-- Provided data follows --
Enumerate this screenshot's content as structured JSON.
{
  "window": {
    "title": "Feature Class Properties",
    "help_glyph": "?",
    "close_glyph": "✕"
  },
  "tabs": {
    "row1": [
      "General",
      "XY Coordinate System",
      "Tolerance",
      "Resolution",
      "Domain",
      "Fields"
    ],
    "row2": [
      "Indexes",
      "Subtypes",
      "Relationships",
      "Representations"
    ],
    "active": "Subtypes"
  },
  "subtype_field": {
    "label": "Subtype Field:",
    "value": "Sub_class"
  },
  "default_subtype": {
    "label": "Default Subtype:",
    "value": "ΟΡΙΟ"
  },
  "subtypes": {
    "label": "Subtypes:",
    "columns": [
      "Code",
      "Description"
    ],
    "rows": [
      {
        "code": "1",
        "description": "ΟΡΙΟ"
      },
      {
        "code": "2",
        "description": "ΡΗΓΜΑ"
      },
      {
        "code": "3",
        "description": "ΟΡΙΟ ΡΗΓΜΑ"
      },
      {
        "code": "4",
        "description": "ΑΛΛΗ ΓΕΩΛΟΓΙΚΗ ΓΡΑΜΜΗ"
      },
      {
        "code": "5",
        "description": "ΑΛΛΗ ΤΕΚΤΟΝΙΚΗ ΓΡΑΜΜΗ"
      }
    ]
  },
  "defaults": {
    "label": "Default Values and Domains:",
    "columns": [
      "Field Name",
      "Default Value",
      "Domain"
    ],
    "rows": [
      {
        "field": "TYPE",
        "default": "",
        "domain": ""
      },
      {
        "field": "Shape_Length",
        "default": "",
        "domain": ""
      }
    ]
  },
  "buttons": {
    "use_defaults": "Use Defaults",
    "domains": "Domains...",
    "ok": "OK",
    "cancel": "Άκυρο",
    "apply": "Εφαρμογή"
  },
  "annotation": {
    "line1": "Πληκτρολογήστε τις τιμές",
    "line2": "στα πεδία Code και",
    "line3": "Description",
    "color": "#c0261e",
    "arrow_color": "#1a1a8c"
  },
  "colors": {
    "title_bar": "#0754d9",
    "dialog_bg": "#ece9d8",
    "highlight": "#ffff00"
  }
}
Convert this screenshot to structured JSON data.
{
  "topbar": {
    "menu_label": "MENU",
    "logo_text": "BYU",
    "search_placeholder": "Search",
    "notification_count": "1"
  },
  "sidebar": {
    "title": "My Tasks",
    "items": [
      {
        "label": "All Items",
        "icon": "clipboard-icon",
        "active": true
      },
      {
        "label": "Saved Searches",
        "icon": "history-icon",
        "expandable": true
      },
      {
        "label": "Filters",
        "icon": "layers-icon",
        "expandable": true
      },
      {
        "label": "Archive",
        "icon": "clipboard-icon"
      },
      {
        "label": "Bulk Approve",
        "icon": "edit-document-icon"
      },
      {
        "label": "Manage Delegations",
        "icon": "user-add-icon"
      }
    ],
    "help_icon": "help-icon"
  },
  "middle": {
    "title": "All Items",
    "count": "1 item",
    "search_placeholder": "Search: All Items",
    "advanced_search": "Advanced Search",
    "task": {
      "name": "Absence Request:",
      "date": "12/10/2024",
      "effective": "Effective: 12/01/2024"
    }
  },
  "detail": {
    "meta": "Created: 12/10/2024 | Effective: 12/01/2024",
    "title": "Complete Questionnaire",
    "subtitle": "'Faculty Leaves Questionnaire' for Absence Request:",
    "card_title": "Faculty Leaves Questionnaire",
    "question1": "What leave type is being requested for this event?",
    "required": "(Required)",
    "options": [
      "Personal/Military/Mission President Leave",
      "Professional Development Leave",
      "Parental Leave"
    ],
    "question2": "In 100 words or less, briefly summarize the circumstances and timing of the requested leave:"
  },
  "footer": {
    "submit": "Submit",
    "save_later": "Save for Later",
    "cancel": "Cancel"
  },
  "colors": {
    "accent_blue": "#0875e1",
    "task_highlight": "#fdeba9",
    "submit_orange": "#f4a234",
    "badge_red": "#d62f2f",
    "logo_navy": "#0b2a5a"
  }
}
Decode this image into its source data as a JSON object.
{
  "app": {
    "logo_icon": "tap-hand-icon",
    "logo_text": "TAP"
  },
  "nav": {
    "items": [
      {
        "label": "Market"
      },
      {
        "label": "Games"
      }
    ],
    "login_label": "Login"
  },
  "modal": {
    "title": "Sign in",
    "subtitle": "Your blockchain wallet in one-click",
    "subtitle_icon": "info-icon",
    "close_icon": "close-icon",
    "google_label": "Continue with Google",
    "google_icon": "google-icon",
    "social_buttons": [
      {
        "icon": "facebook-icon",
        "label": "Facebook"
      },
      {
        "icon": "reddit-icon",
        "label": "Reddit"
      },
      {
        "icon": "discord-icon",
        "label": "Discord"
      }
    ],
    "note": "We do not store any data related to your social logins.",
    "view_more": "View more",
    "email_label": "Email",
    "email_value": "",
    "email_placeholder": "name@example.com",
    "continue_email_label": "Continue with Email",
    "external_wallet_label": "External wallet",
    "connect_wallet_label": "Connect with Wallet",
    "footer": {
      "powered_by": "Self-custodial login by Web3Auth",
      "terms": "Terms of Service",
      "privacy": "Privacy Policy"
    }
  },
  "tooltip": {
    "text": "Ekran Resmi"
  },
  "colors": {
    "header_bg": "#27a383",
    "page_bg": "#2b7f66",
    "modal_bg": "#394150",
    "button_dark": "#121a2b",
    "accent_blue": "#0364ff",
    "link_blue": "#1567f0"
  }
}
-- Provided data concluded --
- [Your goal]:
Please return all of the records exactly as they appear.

- [Solution to this problem]:
Enumerate this screenshot's content as structured JSON.
{
  "window": {
    "title": "Feature Class Properties",
    "help_glyph": "?",
    "close_glyph": "✕"
  },
  "tabs": {
    "row1": [
      "General",
      "XY Coordinate System",
      "Tolerance",
      "Resolution",
      "Domain",
      "Fields"
    ],
    "row2": [
      "Indexes",
      "Subtypes",
      "Relationships",
      "Representations"
    ],
    "active": "Subtypes"
  },
  "subtype_field": {
    "label": "Subtype Field:",
    "value": "Sub_class"
  },
  "default_subtype": {
    "label": "Default Subtype:",
    "value": "ΟΡΙΟ"
  },
  "subtypes": {
    "label": "Subtypes:",
    "columns": [
      "Code",
      "Description"
    ],
    "rows": [
      {
        "code": "1",
        "description": "ΟΡΙΟ"
      },
      {
        "code": "2",
        "description": "ΡΗΓΜΑ"
      },
      {
        "code": "3",
        "description": "ΟΡΙΟ ΡΗΓΜΑ"
      },
      {
        "code": "4",
        "description": "ΑΛΛΗ ΓΕΩΛΟΓΙΚΗ ΓΡΑΜΜΗ"
      },
      {
        "code": "5",
        "description": "ΑΛΛΗ ΤΕΚΤΟΝΙΚΗ ΓΡΑΜΜΗ"
      }
    ]
  },
  "defaults": {
    "label": "Default Values and Domains:",
    "columns": [
      "Field Name",
      "Default Value",
      "Domain"
    ],
    "rows": [
      {
        "field": "TYPE",
        "default": "",
        "domain": ""
      },
      {
        "field": "Shape_Length",
        "default": "",
        "domain": ""
      }
    ]
  },
  "buttons": {
    "use_defaults": "Use Defaults",
    "domains": "Domains...",
    "ok": "OK",
    "cancel": "Άκυρο",
    "apply": "Εφαρμογή"
  },
  "annotation": {
    "line1": "Πληκτρολογήστε τις τιμές",
    "line2": "στα πεδία Code και",
    "line3": "Description",
    "color": "#c0261e",
    "arrow_color": "#1a1a8c"
  },
  "colors": {
    "title_bar": "#0754d9",
    "dialog_bg": "#ece9d8",
    "highlight": "#ffff00"
  }
}
Convert this screenshot to structured JSON data.
{
  "topbar": {
    "menu_label": "MENU",
    "logo_text": "BYU",
    "search_placeholder": "Search",
    "notification_count": "1"
  },
  "sidebar": {
    "title": "My Tasks",
    "items": [
      {
        "label": "All Items",
        "icon": "clipboard-icon",
        "active": true
      },
      {
        "label": "Saved Searches",
        "icon": "history-icon",
        "expandable": true
      },
      {
        "label": "Filters",
        "icon": "layers-icon",
        "expandable": true
      },
      {
        "label": "Archive",
        "icon": "clipboard-icon"
      },
      {
        "label": "Bulk Approve",
        "icon": "edit-document-icon"
      },
      {
        "label": "Manage Delegations",
        "icon": "user-add-icon"
      }
    ],
    "help_icon": "help-icon"
  },
  "middle": {
    "title": "All Items",
    "count": "1 item",
    "search_placeholder": "Search: All Items",
    "advanced_search": "Advanced Search",
    "task": {
      "name": "Absence Request:",
      "date": "12/10/2024",
      "effective": "Effective: 12/01/2024"
    }
  },
  "detail": {
    "meta": "Created: 12/10/2024 | Effective: 12/01/2024",
    "title": "Complete Questionnaire",
    "subtitle": "'Faculty Leaves Questionnaire' for Absence Request:",
    "card_title": "Faculty Leaves Questionnaire",
    "question1": "What leave type is being requested for this event?",
    "required": "(Required)",
    "options": [
      "Personal/Military/Mission President Leave",
      "Professional Development Leave",
      "Parental Leave"
    ],
    "question2": "In 100 words or less, briefly summarize the circumstances and timing of the requested leave:"
  },
  "footer": {
    "submit": "Submit",
    "save_later": "Save for Later",
    "cancel": "Cancel"
  },
  "colors": {
    "accent_blue": "#0875e1",
    "task_highlight": "#fdeba9",
    "submit_orange": "#f4a234",
    "badge_red": "#d62f2f",
    "logo_navy": "#0b2a5a"
  }
}
Decode this image into its source data as a JSON object.
{
  "app": {
    "logo_icon": "tap-hand-icon",
    "logo_text": "TAP"
  },
  "nav": {
    "items": [
      {
        "label": "Market"
      },
      {
        "label": "Games"
      }
    ],
    "login_label": "Login"
  },
  "modal": {
    "title": "Sign in",
    "subtitle": "Your blockchain wallet in one-click",
    "subtitle_icon": "info-icon",
    "close_icon": "close-icon",
    "google_label": "Continue with Google",
    "google_icon": "google-icon",
    "social_buttons": [
      {
        "icon": "facebook-icon",
        "label": "Facebook"
      },
      {
        "icon": "reddit-icon",
        "label": "Reddit"
      },
      {
        "icon": "discord-icon",
        "label": "Discord"
      }
    ],
    "note": "We do not store any data related to your social logins.",
    "view_more": "View more",
    "email_label": "Email",
    "email_value": "",
    "email_placeholder": "name@example.com",
    "continue_email_label": "Continue with Email",
    "external_wallet_label": "External wallet",
    "connect_wallet_label": "Connect with Wallet",
    "footer": {
      "powered_by": "Self-custodial login by Web3Auth",
      "terms": "Terms of Service",
      "privacy": "Privacy Policy"
    }
  },
  "tooltip": {
    "text": "Ekran Resmi"
  },
  "colors": {
    "header_bg": "#27a383",
    "page_bg": "#2b7f66",
    "modal_bg": "#394150",
    "button_dark": "#121a2b",
    "accent_blue": "#0364ff",
    "link_blue": "#1567f0"
  }
}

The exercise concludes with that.